The Persian Heh+Hamzeh

This combo is unknown in Arabic but is quite a hot topic in Persian!

How do you write /khāneh-ye man/ = "my house"?

How the /he + ye/ sounds of the /ezāfeh/ construction are represented in writing:


…commonly left unmarked in writing (even if pronounced in speaking)


…as what looks like a “hamzeh” over the “heh” (preferred in works of literature and generally by folks of the "old school")


…as an isolated big “yeh” in line with the rest of the word (preferred by the younger generation in Iran, #2 having been purged from the standardized national school textbooks in favor of #3)


How do you type example #2?

As One character with One keystroke:

Please see below the "heh+hamzeh" (in red) in the non-standard Nazanin & Kamran fonts and what happens if you change what you have typed to Times New Roman & Tahoma (unicode standard fonts)

Would you believe that in the 4 examples in the picture to the left, the exact same characters were typed?! The only thing that changed was the FONT.

This one-stroke character (typed in the picture in red) is actually the Arabic character called "tah marbuta" (U+0629) or 1577 (dec). If you haven't re-mapped  your keyboard, this character can be typed by hitting Shift + z  (For WinXP, see both Shift-z and Shift-g)

I have only shown the Times New Roman and Tahoma examples because I want you to know that if you type a document using this character in a font like Nazanin or Kamran and do anything else with the document other than printing it out on paper or making a picture of it in a graphics application, you risk it looking like the "tah marbuta" rather than "heh+hamzeh" which is what will happen if your document ends up on a computer without the Nazanin, Kamran, etc fonts  installed.

This situation has come about  because some desperate people back in the '70s wanted to type Persian before Windows was ready and so found a way to modify the Arabic "tah marbuta". (Where there is a will, there is a way!)


As a two-keystroke combination:

Please see below the Heh+Hamzeh (in red) typed in a proper unicode font the way it should be to be scientifically compliant.
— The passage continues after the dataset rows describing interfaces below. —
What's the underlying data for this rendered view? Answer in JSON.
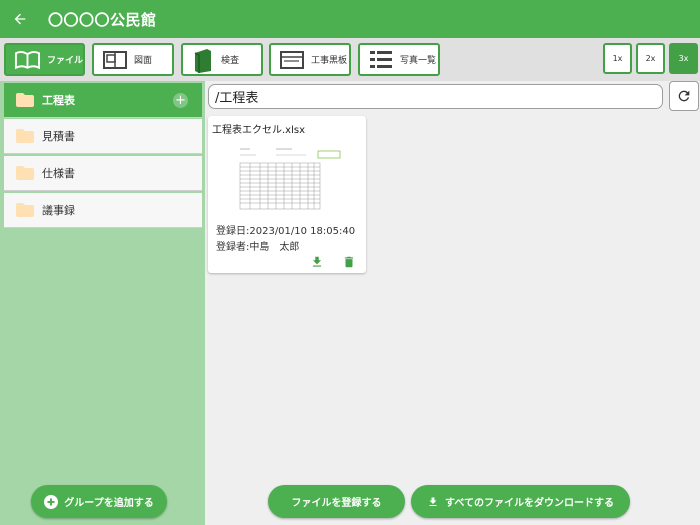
{
  "header": {
    "title": "〇〇〇〇公民館"
  },
  "toolbar": {
    "buttons": [
      {
        "label": "ファイル",
        "icon": "book-icon",
        "active": true
      },
      {
        "label": "図面",
        "icon": "floorplan-icon",
        "active": false
      },
      {
        "label": "検査",
        "icon": "binder-icon",
        "active": false
      },
      {
        "label": "工事黒板",
        "icon": "blackboard-icon",
        "active": false
      },
      {
        "label": "写真一覧",
        "icon": "list-icon",
        "active": false
      }
    ],
    "zoom": [
      "1x",
      "2x",
      "3x"
    ],
    "zoom_selected": "3x"
  },
  "sidebar": {
    "items": [
      {
        "label": "工程表",
        "icon": "folder-icon",
        "active": true
      },
      {
        "label": "見積書",
        "icon": "folder-icon",
        "active": false
      },
      {
        "label": "仕様書",
        "icon": "folder-icon",
        "active": false
      },
      {
        "label": "議事録",
        "icon": "folder-icon",
        "active": false
      }
    ],
    "add_group_label": "グループを追加する"
  },
  "main": {
    "path": "/工程表",
    "files": [
      {
        "name": "工程表エクセル.xlsx",
        "registered_date": "登録日:2023/01/10 18:05:40",
        "registered_by": "登録者:中島　太郎"
      }
    ]
  },
  "footer": {
    "register_label": "ファイルを登録する",
    "download_all_label": "すべてのファイルをダウンロードする"
  },
  "colors": {
    "primary": "#4caf50",
    "primary_dark": "#43a047",
    "sidebar_bg": "#a5d6a7",
    "folder": "#ffe0b2"
  }
}
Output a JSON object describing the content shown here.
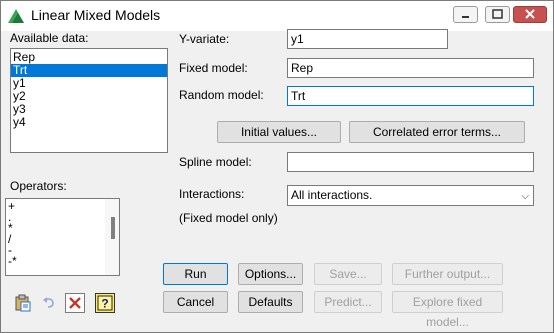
{
  "window": {
    "title": "Linear Mixed Models"
  },
  "available_data": {
    "label": "Available data:",
    "items": [
      "Rep",
      "Trt",
      "y1",
      "y2",
      "y3",
      "y4"
    ],
    "selected_index": 1
  },
  "operators": {
    "label": "Operators:",
    "items": [
      "+",
      ".",
      "*",
      "/",
      "-",
      "-*"
    ]
  },
  "y_variate": {
    "label": "Y-variate:",
    "value": "y1"
  },
  "fixed_model": {
    "label": "Fixed model:",
    "value": "Rep"
  },
  "random_model": {
    "label": "Random model:",
    "value": "Trt"
  },
  "buttons": {
    "initial_values": "Initial values...",
    "correlated_error_terms": "Correlated error terms...",
    "run": "Run",
    "options": "Options...",
    "save": "Save...",
    "further_output": "Further output...",
    "cancel": "Cancel",
    "defaults": "Defaults",
    "predict": "Predict...",
    "explore_fixed_model": "Explore fixed model..."
  },
  "spline_model": {
    "label": "Spline model:",
    "value": ""
  },
  "interactions": {
    "label": "Interactions:",
    "value": "All interactions.",
    "note": "(Fixed model only)"
  },
  "colors": {
    "selection": "#0078d7",
    "close_button": "#c75050"
  },
  "toolbar_icons": [
    "paste-icon",
    "undo-icon",
    "clear-icon",
    "help-icon"
  ]
}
While it's nice to be scientific and comply with computer standards, as you can see, it doesn't look too nice. Microsoft is planning  to update the Tahoma and hopefully this will get fixed.

In the picture to the left, the "heh" is one character and the "hamzeh" is a different character.  The "hamzeh" is called "Arabic Hamza Above" (U+0654) and 1620 (dec).

(The Nazanin, Kamran, etc (non-standard) as well as Times New Roman (standard) fonts lack this character)


In the meantime, if you are totally desperate to type this as two keystrokes in a unicode-compliant font, you can do this: (Note that I'm hiding this info down at the bottom lest it catch on!)

Tahoma:  خانه‌ء من

Times New Roman: خانه‌ء من

The above was typed with heh + Zero-Width-Non-Joiner (U+200C)+ Arabic Letter Hamza (U+0621)


For historic interest: U+06C0

The one-keystroke and one-character U+06C0  ۀ  has been deprecated from the Persian subset of the Unicode Standard because it decomposes to <06D5 + 0654> which is actually <AE + HAMZA ABOVE> instead of the correct <0647 + 0654> (for HEH and HAMZA ABOVE).

"ae"  (U+06D5) ە is an Arabic character and is not used in Persian even though to the naked eye, it looks just like the Heh.

Although the difference is not noticeable to  humans, machine readers will notice the difference and get into all kinds of trouble. For example, they won't be able to Search/Find the characters correctly.

It is, however, perfectly acceptable to type the Heh+Hamza Above as a one-keystroke and two character combination (0647 +  0654 = HEH and HAMZA ABOVE) on the keyboard.  If you notice when you type the one-keystroke and four-character Rial sign, you will have to backspace four times in order to get rid of the same thing you typed as one keystroke.

 Although there may be interest in providing an easy one-key function key for multiple character combinations (such as the common Mim+Yeh or Lam+Alif) , the case of the Heh+Hamza Above is special in that it is falling into neglect among the younger generations and is therefore facing extinction.  Therefore it is highly recommended it be given its own key, just so that everyone (especially those publishing scholarly texts) recognizes it as a Persian ligature.

If you want the full story on the technical details, here it is  from Roozbeh Pournader:

That certain machine which contains some Unicode compliant software,
may decide to apply Unicode Normalization Forms converters to its input
data, which as Unicode says, is a completely Unicode-compliant thing to
do, and as W3C says, is *required* in some cases. These Normalization
Forms are specified in the Unicode Standard Annex UAX#15, at:

(All Unicode-compliant applications are asked then to treat any
normalization form of each certain string the same way.)

Now, if you have a string that contains the string U+06C0, and then one
converts it to the Normalization Form C, it will become the two-character
sequence <AE, HAMZA ABOVE>. That certain sequence is specified in the
Unicode data files, for example the one at:

which contains a line like:


That line mentions "06D5 0654" which is of course <AE, HAMZA ABOVE>.